During their short lifetime, the two working models of the X-47B proved that they can take off and land on carriers on the open ocean, while also showing they can be refueled by conventional air tankers. Analysts were puzzled when the Pentagon stopped developing the platform in 2015, and have now ordered them to be retired to museums.
It is unclear if the X-47B will ever be developed into a mature carrier-based stealth strike drone in the future. At the moment it seems the program is either canceled or so top secret that no one knows about it. In the meantime, the larger but less stealthy MQ-25 refueling drone is maturing into a dependable carrier-based tanker that can refuel up to four planes per flight.
It seems that carrier-based drone development is currently limited to the MQ-25, even though the U.S. Navy’s aviation boss told journalists in March 2021 that U.S. carriers will deploy large numbers of drones in the near future. Rear Admiral Gregory Harris told reporters at that event that the new F/A-XX program is aimed at creating a long-range stealth replacement for the F/A-18 that “may or may not be manned,” he also said it will “most likely be manned.”
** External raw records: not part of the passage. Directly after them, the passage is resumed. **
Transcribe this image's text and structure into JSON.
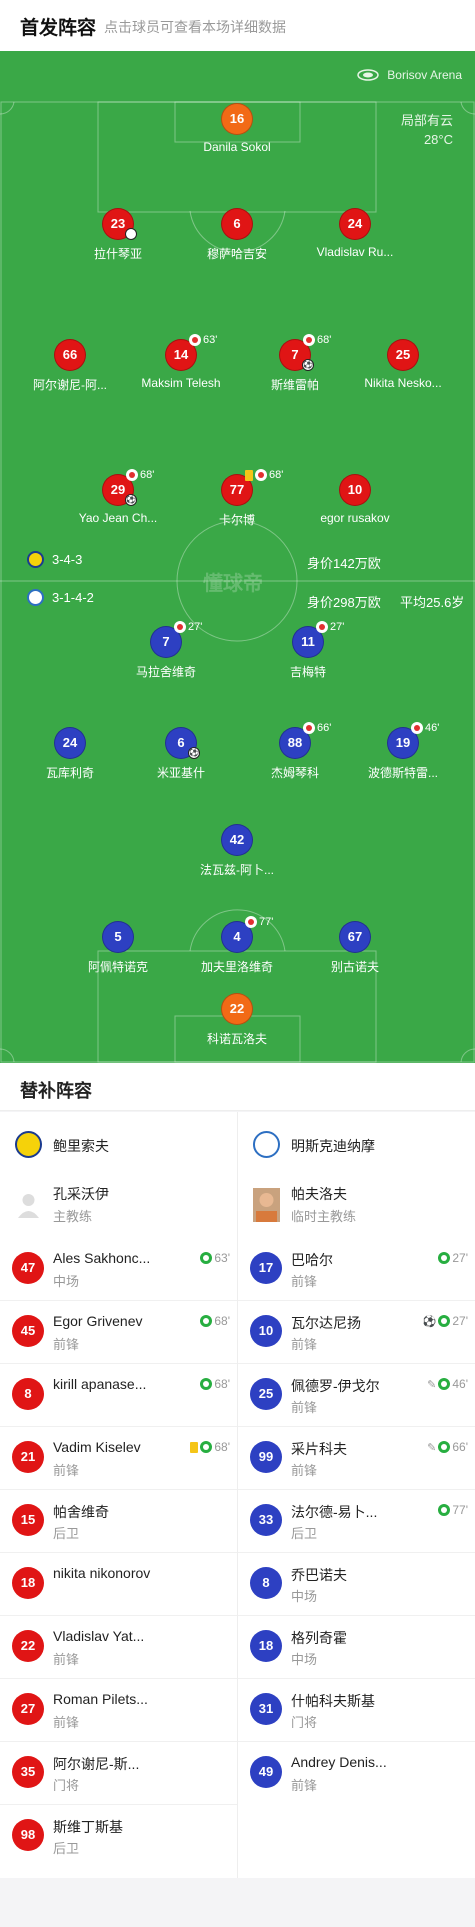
{
  "header": {
    "title": "首发阵容",
    "hint": "点击球员可查看本场详细数据"
  },
  "pitch": {
    "stadium": "Borisov Arena",
    "weather": "局部有云",
    "temperature": "28°C",
    "watermark": "懂球帝",
    "home_formation": "3-4-3",
    "home_value": "身价142万欧",
    "away_formation": "3-1-4-2",
    "away_value": "身价298万欧",
    "away_age": "平均25.6岁"
  },
  "home_players": [
    {
      "num": "16",
      "name": "Danila Sokol",
      "gk": true
    },
    {
      "num": "23",
      "name": "拉什琴亚"
    },
    {
      "num": "6",
      "name": "穆萨哈吉安"
    },
    {
      "num": "24",
      "name": "Vladislav Ru..."
    },
    {
      "num": "66",
      "name": "阿尔谢尼-阿..."
    },
    {
      "num": "14",
      "name": "Maksim Telesh",
      "sub": "63'"
    },
    {
      "num": "7",
      "name": "斯维雷帕",
      "sub": "68'"
    },
    {
      "num": "25",
      "name": "Nikita Nesko..."
    },
    {
      "num": "29",
      "name": "Yao Jean Ch...",
      "sub": "68'"
    },
    {
      "num": "77",
      "name": "卡尔博",
      "sub": "68'"
    },
    {
      "num": "10",
      "name": "egor rusakov"
    }
  ],
  "away_players": [
    {
      "num": "7",
      "name": "马拉舍维奇",
      "sub": "27'"
    },
    {
      "num": "11",
      "name": "吉梅特",
      "sub": "27'"
    },
    {
      "num": "24",
      "name": "瓦库利奇"
    },
    {
      "num": "6",
      "name": "米亚基什"
    },
    {
      "num": "88",
      "name": "杰姆琴科",
      "sub": "66'"
    },
    {
      "num": "19",
      "name": "波德斯特雷...",
      "sub": "46'"
    },
    {
      "num": "42",
      "name": "法瓦兹-阿卜..."
    },
    {
      "num": "5",
      "name": "阿佩特诺克"
    },
    {
      "num": "4",
      "name": "加夫里洛维奇",
      "sub": "77'"
    },
    {
      "num": "67",
      "name": "别古诺夫"
    },
    {
      "num": "22",
      "name": "科诺瓦洛夫",
      "gk": true
    }
  ],
  "subs": {
    "title": "替补阵容",
    "home": {
      "team": "鲍里索夫",
      "coach": "孔采沃伊",
      "coach_role": "主教练",
      "players": [
        {
          "num": "47",
          "name": "Ales Sakhonc...",
          "pos": "中场",
          "in": "63'"
        },
        {
          "num": "45",
          "name": "Egor Grivenev",
          "pos": "前锋",
          "in": "68'"
        },
        {
          "num": "8",
          "name": "kirill apanase...",
          "pos": "",
          "in": "68'"
        },
        {
          "num": "21",
          "name": "Vadim Kiselev",
          "pos": "前锋",
          "in": "68'"
        },
        {
          "num": "15",
          "name": "帕舍维奇",
          "pos": "后卫",
          "in": ""
        },
        {
          "num": "18",
          "name": "nikita nikonorov",
          "pos": "",
          "in": ""
        },
        {
          "num": "22",
          "name": "Vladislav Yat...",
          "pos": "前锋",
          "in": ""
        },
        {
          "num": "27",
          "name": "Roman Pilets...",
          "pos": "前锋",
          "in": ""
        },
        {
          "num": "35",
          "name": "阿尔谢尼-斯...",
          "pos": "门将",
          "in": ""
        },
        {
          "num": "98",
          "name": "斯维丁斯基",
          "pos": "后卫",
          "in": ""
        }
      ]
    },
    "away": {
      "team": "明斯克迪纳摩",
      "coach": "帕夫洛夫",
      "coach_role": "临时主教练",
      "players": [
        {
          "num": "17",
          "name": "巴哈尔",
          "pos": "前锋",
          "in": "27'"
        },
        {
          "num": "10",
          "name": "瓦尔达尼扬",
          "pos": "前锋",
          "in": "27'"
        },
        {
          "num": "25",
          "name": "佩德罗-伊戈尔",
          "pos": "前锋",
          "in": "46'"
        },
        {
          "num": "99",
          "name": "采片科夫",
          "pos": "前锋",
          "in": "66'"
        },
        {
          "num": "33",
          "name": "法尔德-易卜...",
          "pos": "后卫",
          "in": "77'"
        },
        {
          "num": "8",
          "name": "乔巴诺夫",
          "pos": "中场",
          "in": ""
        },
        {
          "num": "18",
          "name": "格列奇霍",
          "pos": "中场",
          "in": ""
        },
        {
          "num": "31",
          "name": "什帕科夫斯基",
          "pos": "门将",
          "in": ""
        },
        {
          "num": "49",
          "name": "Andrey Denis...",
          "pos": "前锋",
          "in": ""
        }
      ]
    }
  },
  "colors": {
    "pitch": "#3aa847",
    "home": "#e01515",
    "away": "#2d40c2",
    "goalkeeper": "#f26a16",
    "sub_in": "#27ae40"
  },
  "icons": [
    "stadium-icon",
    "goal-ball-icon",
    "sub-out-icon",
    "sub-in-icon",
    "yellow-card-icon",
    "assist-icon"
  ]
}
So, at the moment it looks like the X-47B has been mothballed in favor of a more traditional stealth jet, as embodied in the still embryonic F/A-XX program.
In other words, it looks like Turkey’s dreams of fielding “drone carriers” will for the foreseeable future be limited to light carriers deploying slow-flying propeller-driven drones against unsophisticated opponents. In the same timeframe, it seems that U.S. efforts to develop “drone carriers” would be temporarily limited to traditional supercarriers fielding conventional F/A-18s next to an increasing number of MQ-25 refueling drones.
The plan is to systematically replace all F/A-18s on U.S. nuclear-fueled supercarriers with yet-to-be-revealed replacements that would be more stealthy and have longer ranges, but would still “most likely be manned.” So, it looks like the X-47B might have been a few generations before its time.
But who knows, we might in a few years see something that looks like a mature form of the X-47B after all — a dependable carrier-based stealth fighter that can engage enemy missiles and airplanes far away from its home carrier. Such an unmanned stealth attack drone would solve many problems. It would have the ability to hide from enemy radars while detecting and attacking aerial, surface and submarine threats. It would also be able to fly beyond its combat air patrol station, penetrate enemy air space, and strike targets deep inside enemy territory before returning to its carrier. All this without putting any U.S. pilots at risk, while at the same time being able to fly much farther and stay in the air much longer than a manned fighter.